Hi. My name is Ellen and I’m in my 50’s. I was a teacher for the last 33 years and have just retired. I’m one of nine children and then went on to teach in a school of more than 1000 pupils and 80 staff. As a result, I’ve always been surrounded by people and would be very much a fish out of the water with prolonged periods of isolation. I watched my mother as she got older crave the company of others, she would become dispirited even she didn’t have, what she saw as a decent cohort of visitors. I’ve also watched programmes on TV about loneliness and how depressing it can be.
I was flicking through Facebook one day when I saw that Grandpal was looking for Pals for elderly people in local nursing homes. Believing that I might have something to offer I applied.
I was struck by the fervour and passion of Grandpal’s young founders and their willingness to invest their time for others. They have been so supportive in making it possible for volunteers to match up with their Pals.
When I was told that I would be meeting my Pal for the first time, I did, what all my years of teaching trained me to do. I prepared material!
I went with nail polish, ladies magazines, my iPad and puzzles. That went out the window when I was told that my Pal was to be an 81-year-old blind man!
Now my resources would need a bit more imagination.
I met with Patrick for the first time and it was a challenge. I don’t know anybody else who’s blind and I struggled to keep the chat going. I can only imagine that he wasn’t hugely comfortable either.
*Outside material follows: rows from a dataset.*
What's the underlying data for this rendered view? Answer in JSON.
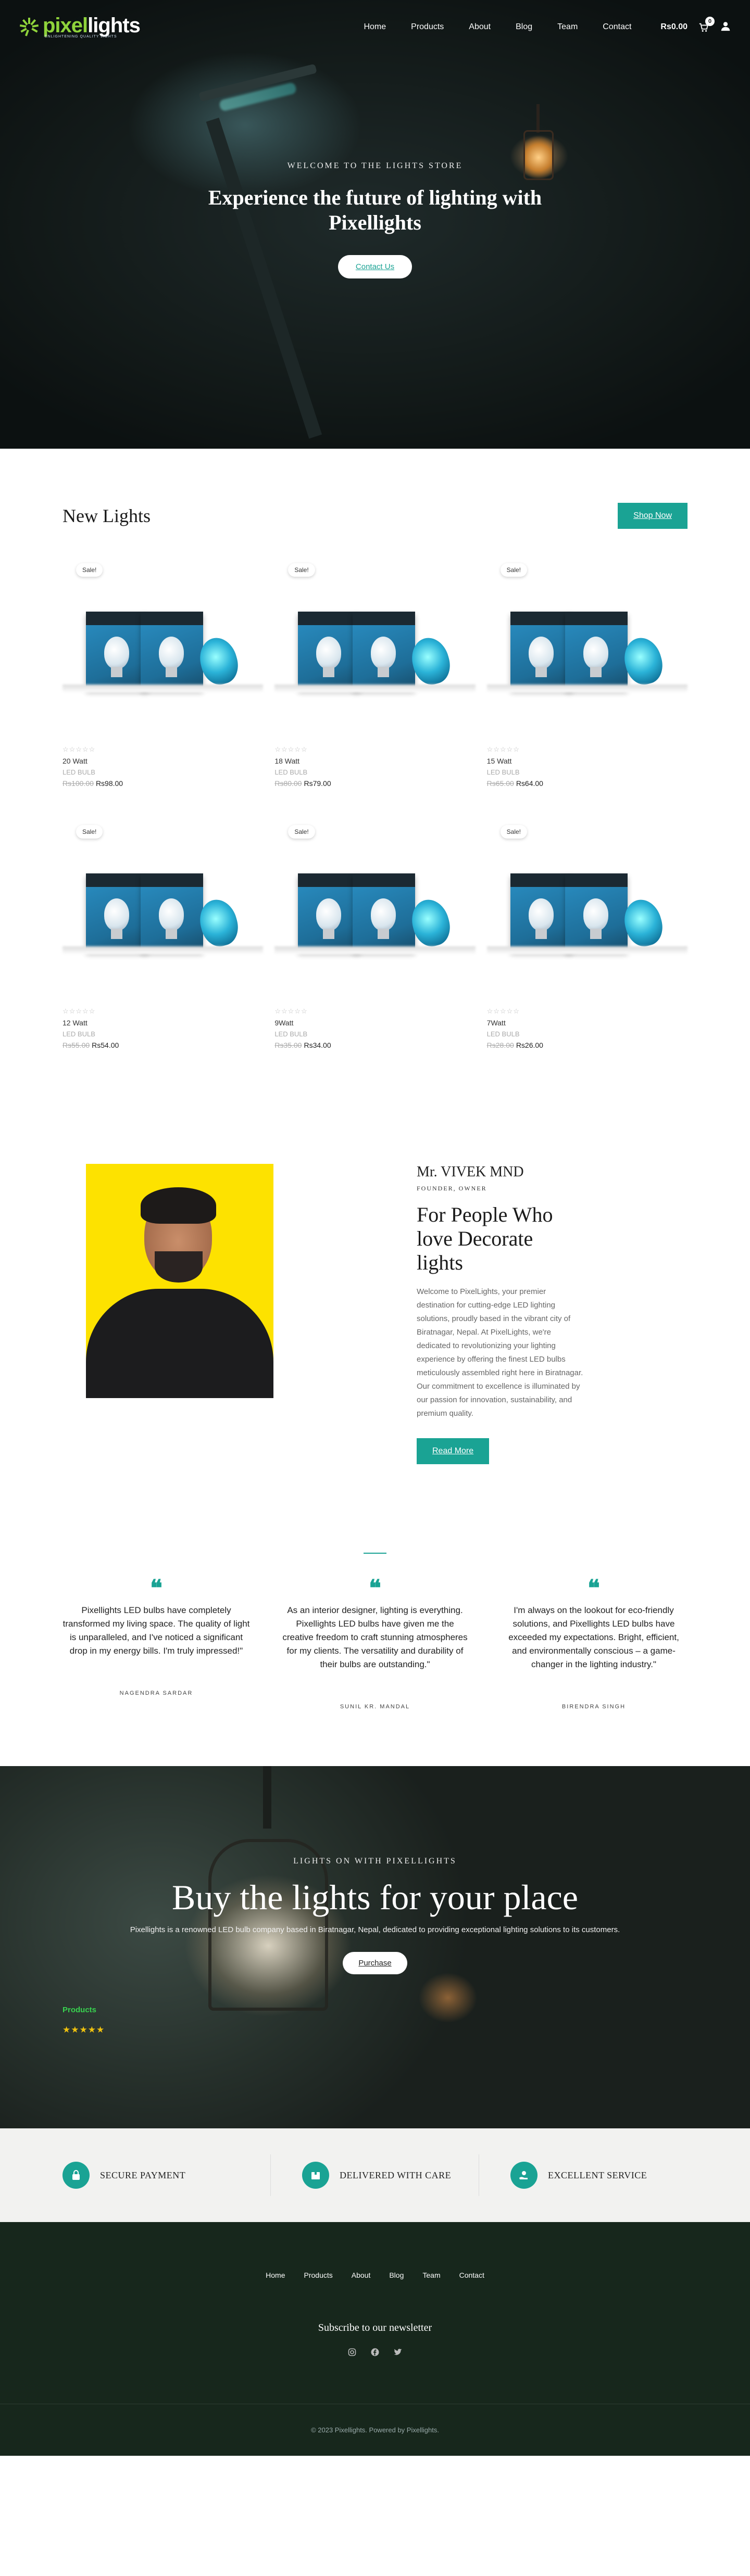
{
  "header": {
    "logo_name_a": "pixel",
    "logo_name_b": "lights",
    "logo_tagline": "ENLIGHTENING QUALITY LIGHTS",
    "menu": [
      "Home",
      "Products",
      "About",
      "Blog",
      "Team",
      "Contact"
    ],
    "cart_total": "Rs0.00",
    "cart_count": "0",
    "cart_icon": "cart-icon",
    "user_icon": "user-icon"
  },
  "hero": {
    "eyebrow": "WELCOME TO THE LIGHTS STORE",
    "title": "Experience the future of lighting with Pixellights",
    "button": "Contact Us"
  },
  "new_lights": {
    "title": "New Lights",
    "button": "Shop Now",
    "products": [
      {
        "badge": "Sale!",
        "name": "20 Watt",
        "category": "LED BULB",
        "old_price": "Rs100.00",
        "price": "Rs98.00",
        "rating": 0
      },
      {
        "badge": "Sale!",
        "name": "18 Watt",
        "category": "LED BULB",
        "old_price": "Rs80.00",
        "price": "Rs79.00",
        "rating": 0
      },
      {
        "badge": "Sale!",
        "name": "15 Watt",
        "category": "LED BULB",
        "old_price": "Rs65.00",
        "price": "Rs64.00",
        "rating": 0
      },
      {
        "badge": "Sale!",
        "name": "12 Watt",
        "category": "LED BULB",
        "old_price": "Rs55.00",
        "price": "Rs54.00",
        "rating": 0
      },
      {
        "badge": "Sale!",
        "name": "9Watt",
        "category": "LED BULB",
        "old_price": "Rs35.00",
        "price": "Rs34.00",
        "rating": 0
      },
      {
        "badge": "Sale!",
        "name": "7Watt",
        "category": "LED BULB",
        "old_price": "Rs28.00",
        "price": "Rs26.00",
        "rating": 0
      }
    ]
  },
  "owner": {
    "name": "Mr. VIVEK MND",
    "role": "FOUNDER, OWNER",
    "heading": "For People Who love Decorate lights",
    "body": "Welcome to PixelLights, your premier destination for cutting-edge LED lighting solutions, proudly based in the vibrant city of Biratnagar, Nepal. At PixelLights, we're dedicated to revolutionizing your lighting experience by offering the finest LED bulbs meticulously assembled right here in Biratnagar. Our commitment to excellence is illuminated by our passion for innovation, sustainability, and premium quality.",
    "button": "Read More"
  },
  "testimonials": [
    {
      "text": "Pixellights LED bulbs have completely transformed my living space. The quality of light is unparalleled, and I've noticed a significant drop in my energy bills. I'm truly impressed!\"",
      "name": "NAGENDRA SARDAR"
    },
    {
      "text": "As an interior designer, lighting is everything. Pixellights LED bulbs have given me the creative freedom to craft stunning atmospheres for my clients. The versatility and durability of their bulbs are outstanding.\"",
      "name": "SUNIL KR. MANDAL"
    },
    {
      "text": "I'm always on the lookout for eco-friendly solutions, and Pixellights LED bulbs have exceeded my expectations. Bright, efficient, and environmentally conscious – a game-changer in the lighting industry.\"",
      "name": "BIRENDRA SINGH"
    }
  ],
  "cta": {
    "eyebrow": "LIGHTS ON WITH PIXELLIGHTS",
    "title": "Buy the lights for your place",
    "subtitle": "Pixellights is a renowned LED bulb company based in Biratnagar, Nepal, dedicated to providing exceptional lighting solutions to its customers.",
    "button": "Purchase",
    "products_label": "Products",
    "rating": 5,
    "rating_stars": "★★★★★"
  },
  "features": [
    {
      "label": "SECURE PAYMENT",
      "icon": "lock-icon"
    },
    {
      "label": "DELIVERED WITH CARE",
      "icon": "package-icon"
    },
    {
      "label": "EXCELLENT SERVICE",
      "icon": "service-hand-icon"
    }
  ],
  "footer": {
    "menu": [
      "Home",
      "Products",
      "About",
      "Blog",
      "Team",
      "Contact"
    ],
    "newsletter": "Subscribe to our newsletter",
    "socials": [
      "instagram-icon",
      "facebook-icon",
      "twitter-icon"
    ],
    "copyright": "© 2023 Pixellights. Powered by Pixellights."
  },
  "colors": {
    "accent": "#1aa394",
    "logo_green": "#8fd33b",
    "footer_bg": "#17271c",
    "rating_gold": "#f0c20e",
    "products_label_green": "#38d24f"
  }
}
When I left I felt a bit despondent and could have very easily asked for a different pal.
On reflection, at home, I realized how much this lovely man needed me to step up to the plate. I stepped into his shoes. Six years in a nursing home. For long periods of the day, Patrick is in his room and although the care staff are very kind, his unique needs mean that he finds it harder to socialise with other residents. He is also probably nervous in a larger group setting as he cannot anticipate what some of the other residents might do.
I needed to become more imaginative in how we passed our time together!
I did a bit of research online for ideas but wasn’t inspired by what I saw. I had a bit of a Eureka moment when I was making Sunday dinner and went and cut some of the herb rosemary from the garden! On my next visit, I brought some herbs, namely, basil, rosemary, sage and thyme. Nice fragrant species!
I thought it would be good to stimulate Patricks senses of smell and touch, and also to work on his short-term memory.
I gave him each herb to feel and smell. I spoke to him about how they can be used in cooking and I gave him some word clues about each one. For example, rosemary is also a girl’s name, and I use it when cooking lamb.
After going through all the herbs, I asked Patrick if he could name the herb by its feel and smell. I was able to prompt him with the word clues. I think we both enjoyed this interaction and I was delighted when he said ‘parsley sage rosemary and thyme, that’s a song!’ We looked the song up on YouTube and listened to it together.
The exercise also prompted a discussion on our cooking skills and favourite meals.
I know that the staff have revisited the herbs with Patrick and that I will bring them into him again as I feel that it was a different experience for him. I came away more energized from my second visit and felt more positive about being Patricks’ Pal.
For Patrick, and anyone else who loves Simon and Garfunkel here is their 1966, 12 song album Parsley, Sage, Rosemary and Thyme, with the title track being Scarborough Far / Canticle